## WHAT YOU SHOULD DO
Say how many lines below have "Agenda" in them, giving the number alone.

## PROVIDED RECORDS
== == ==
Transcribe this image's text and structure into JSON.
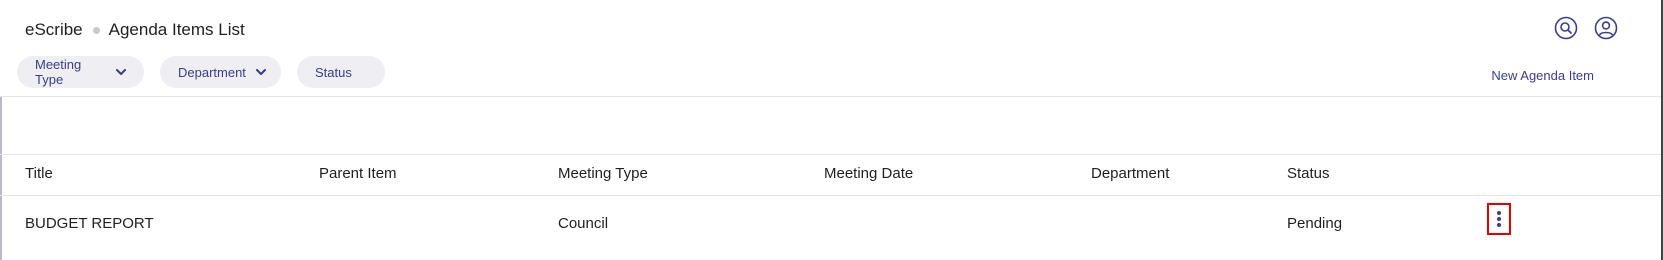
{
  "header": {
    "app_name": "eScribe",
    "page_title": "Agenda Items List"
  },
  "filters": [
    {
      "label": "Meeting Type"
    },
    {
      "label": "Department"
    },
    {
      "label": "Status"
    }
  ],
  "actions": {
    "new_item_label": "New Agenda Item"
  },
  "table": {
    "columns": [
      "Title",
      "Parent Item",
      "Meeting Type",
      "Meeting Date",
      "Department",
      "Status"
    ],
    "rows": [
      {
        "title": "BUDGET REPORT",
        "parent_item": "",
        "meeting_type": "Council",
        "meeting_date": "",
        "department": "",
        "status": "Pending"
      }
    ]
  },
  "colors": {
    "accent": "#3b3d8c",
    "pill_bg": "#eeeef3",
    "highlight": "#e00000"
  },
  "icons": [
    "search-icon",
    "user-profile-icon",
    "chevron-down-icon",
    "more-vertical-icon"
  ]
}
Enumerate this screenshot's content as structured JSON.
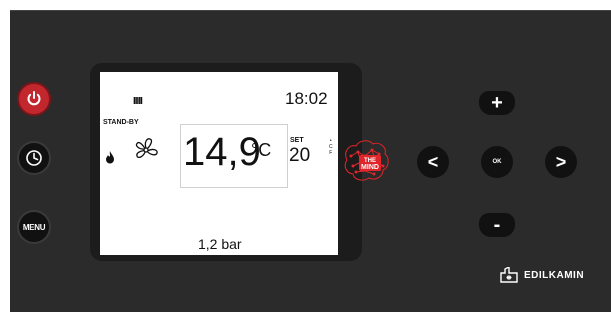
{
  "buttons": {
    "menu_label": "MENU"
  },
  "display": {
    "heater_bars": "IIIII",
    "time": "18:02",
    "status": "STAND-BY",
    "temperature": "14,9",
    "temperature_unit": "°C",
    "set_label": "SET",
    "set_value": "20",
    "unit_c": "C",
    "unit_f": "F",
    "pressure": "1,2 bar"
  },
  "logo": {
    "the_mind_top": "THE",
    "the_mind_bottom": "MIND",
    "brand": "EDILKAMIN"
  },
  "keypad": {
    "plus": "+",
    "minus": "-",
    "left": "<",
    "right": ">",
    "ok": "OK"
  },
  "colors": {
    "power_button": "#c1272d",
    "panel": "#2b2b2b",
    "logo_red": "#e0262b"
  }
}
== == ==
## REPLY
2